▸ **TASK REQUIREMENTS**
Repeat the listing below line for line, exactly as shown.

▸ **RECORDS SHOWN**
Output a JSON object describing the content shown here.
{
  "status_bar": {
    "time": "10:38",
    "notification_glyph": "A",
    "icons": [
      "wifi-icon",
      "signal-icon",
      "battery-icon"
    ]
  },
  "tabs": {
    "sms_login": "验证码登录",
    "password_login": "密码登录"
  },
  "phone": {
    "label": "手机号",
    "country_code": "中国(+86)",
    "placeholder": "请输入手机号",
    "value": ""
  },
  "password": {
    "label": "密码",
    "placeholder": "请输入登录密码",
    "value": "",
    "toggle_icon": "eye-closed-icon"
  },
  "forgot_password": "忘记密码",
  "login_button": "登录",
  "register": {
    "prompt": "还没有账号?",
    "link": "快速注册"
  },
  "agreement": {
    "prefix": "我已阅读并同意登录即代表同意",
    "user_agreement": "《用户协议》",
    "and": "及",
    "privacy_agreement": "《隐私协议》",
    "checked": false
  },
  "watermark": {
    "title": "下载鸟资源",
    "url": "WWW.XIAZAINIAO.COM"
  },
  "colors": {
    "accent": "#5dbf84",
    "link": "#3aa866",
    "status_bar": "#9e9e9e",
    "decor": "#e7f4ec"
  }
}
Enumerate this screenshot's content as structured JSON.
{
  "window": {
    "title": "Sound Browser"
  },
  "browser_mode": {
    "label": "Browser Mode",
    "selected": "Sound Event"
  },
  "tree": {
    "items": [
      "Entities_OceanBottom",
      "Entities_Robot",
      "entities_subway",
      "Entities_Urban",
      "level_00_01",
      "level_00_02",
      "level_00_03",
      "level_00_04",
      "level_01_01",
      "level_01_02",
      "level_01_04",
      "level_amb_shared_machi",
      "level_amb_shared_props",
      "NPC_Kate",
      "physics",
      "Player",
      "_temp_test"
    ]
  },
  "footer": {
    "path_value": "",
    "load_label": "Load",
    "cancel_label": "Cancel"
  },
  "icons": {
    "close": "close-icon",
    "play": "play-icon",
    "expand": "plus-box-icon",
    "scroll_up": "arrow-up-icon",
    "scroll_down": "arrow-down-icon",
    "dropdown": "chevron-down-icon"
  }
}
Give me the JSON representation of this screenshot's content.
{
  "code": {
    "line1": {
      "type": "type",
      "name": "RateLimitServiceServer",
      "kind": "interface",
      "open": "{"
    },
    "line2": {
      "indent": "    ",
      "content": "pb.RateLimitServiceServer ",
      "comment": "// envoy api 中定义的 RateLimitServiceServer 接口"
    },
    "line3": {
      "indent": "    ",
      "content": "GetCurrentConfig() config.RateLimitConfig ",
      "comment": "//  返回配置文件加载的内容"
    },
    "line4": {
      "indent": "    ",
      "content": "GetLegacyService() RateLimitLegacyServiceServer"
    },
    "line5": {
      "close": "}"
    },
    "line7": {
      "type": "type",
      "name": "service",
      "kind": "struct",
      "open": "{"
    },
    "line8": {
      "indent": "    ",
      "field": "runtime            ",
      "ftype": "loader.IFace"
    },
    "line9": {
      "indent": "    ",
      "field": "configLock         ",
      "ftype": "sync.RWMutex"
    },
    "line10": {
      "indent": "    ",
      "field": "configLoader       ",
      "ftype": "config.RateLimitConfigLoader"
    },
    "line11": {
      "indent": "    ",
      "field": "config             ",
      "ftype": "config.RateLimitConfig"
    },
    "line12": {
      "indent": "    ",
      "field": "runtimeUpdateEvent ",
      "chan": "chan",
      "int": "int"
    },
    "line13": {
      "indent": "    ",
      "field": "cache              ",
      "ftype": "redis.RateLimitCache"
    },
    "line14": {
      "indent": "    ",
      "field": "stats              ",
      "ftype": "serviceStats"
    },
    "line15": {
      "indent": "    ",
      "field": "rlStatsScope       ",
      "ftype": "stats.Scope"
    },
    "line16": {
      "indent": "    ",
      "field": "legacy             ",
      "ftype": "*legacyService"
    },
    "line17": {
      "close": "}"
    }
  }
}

▸ **RESPONSE**
Output a JSON object describing the content shown here.
{
  "status_bar": {
    "time": "10:38",
    "notification_glyph": "A",
    "icons": [
      "wifi-icon",
      "signal-icon",
      "battery-icon"
    ]
  },
  "tabs": {
    "sms_login": "验证码登录",
    "password_login": "密码登录"
  },
  "phone": {
    "label": "手机号",
    "country_code": "中国(+86)",
    "placeholder": "请输入手机号",
    "value": ""
  },
  "password": {
    "label": "密码",
    "placeholder": "请输入登录密码",
    "value": "",
    "toggle_icon": "eye-closed-icon"
  },
  "forgot_password": "忘记密码",
  "login_button": "登录",
  "register": {
    "prompt": "还没有账号?",
    "link": "快速注册"
  },
  "agreement": {
    "prefix": "我已阅读并同意登录即代表同意",
    "user_agreement": "《用户协议》",
    "and": "及",
    "privacy_agreement": "《隐私协议》",
    "checked": false
  },
  "watermark": {
    "title": "下载鸟资源",
    "url": "WWW.XIAZAINIAO.COM"
  },
  "colors": {
    "accent": "#5dbf84",
    "link": "#3aa866",
    "status_bar": "#9e9e9e",
    "decor": "#e7f4ec"
  }
}
Enumerate this screenshot's content as structured JSON.
{
  "window": {
    "title": "Sound Browser"
  },
  "browser_mode": {
    "label": "Browser Mode",
    "selected": "Sound Event"
  },
  "tree": {
    "items": [
      "Entities_OceanBottom",
      "Entities_Robot",
      "entities_subway",
      "Entities_Urban",
      "level_00_01",
      "level_00_02",
      "level_00_03",
      "level_00_04",
      "level_01_01",
      "level_01_02",
      "level_01_04",
      "level_amb_shared_machi",
      "level_amb_shared_props",
      "NPC_Kate",
      "physics",
      "Player",
      "_temp_test"
    ]
  },
  "footer": {
    "path_value": "",
    "load_label": "Load",
    "cancel_label": "Cancel"
  },
  "icons": {
    "close": "close-icon",
    "play": "play-icon",
    "expand": "plus-box-icon",
    "scroll_up": "arrow-up-icon",
    "scroll_down": "arrow-down-icon",
    "dropdown": "chevron-down-icon"
  }
}
Give me the JSON representation of this screenshot's content.
{
  "code": {
    "line1": {
      "type": "type",
      "name": "RateLimitServiceServer",
      "kind": "interface",
      "open": "{"
    },
    "line2": {
      "indent": "    ",
      "content": "pb.RateLimitServiceServer ",
      "comment": "// envoy api 中定义的 RateLimitServiceServer 接口"
    },
    "line3": {
      "indent": "    ",
      "content": "GetCurrentConfig() config.RateLimitConfig ",
      "comment": "//  返回配置文件加载的内容"
    },
    "line4": {
      "indent": "    ",
      "content": "GetLegacyService() RateLimitLegacyServiceServer"
    },
    "line5": {
      "close": "}"
    },
    "line7": {
      "type": "type",
      "name": "service",
      "kind": "struct",
      "open": "{"
    },
    "line8": {
      "indent": "    ",
      "field": "runtime            ",
      "ftype": "loader.IFace"
    },
    "line9": {
      "indent": "    ",
      "field": "configLock         ",
      "ftype": "sync.RWMutex"
    },
    "line10": {
      "indent": "    ",
      "field": "configLoader       ",
      "ftype": "config.RateLimitConfigLoader"
    },
    "line11": {
      "indent": "    ",
      "field": "config             ",
      "ftype": "config.RateLimitConfig"
    },
    "line12": {
      "indent": "    ",
      "field": "runtimeUpdateEvent ",
      "chan": "chan",
      "int": "int"
    },
    "line13": {
      "indent": "    ",
      "field": "cache              ",
      "ftype": "redis.RateLimitCache"
    },
    "line14": {
      "indent": "    ",
      "field": "stats              ",
      "ftype": "serviceStats"
    },
    "line15": {
      "indent": "    ",
      "field": "rlStatsScope       ",
      "ftype": "stats.Scope"
    },
    "line16": {
      "indent": "    ",
      "field": "legacy             ",
      "ftype": "*legacyService"
    },
    "line17": {
      "close": "}"
    }
  }
}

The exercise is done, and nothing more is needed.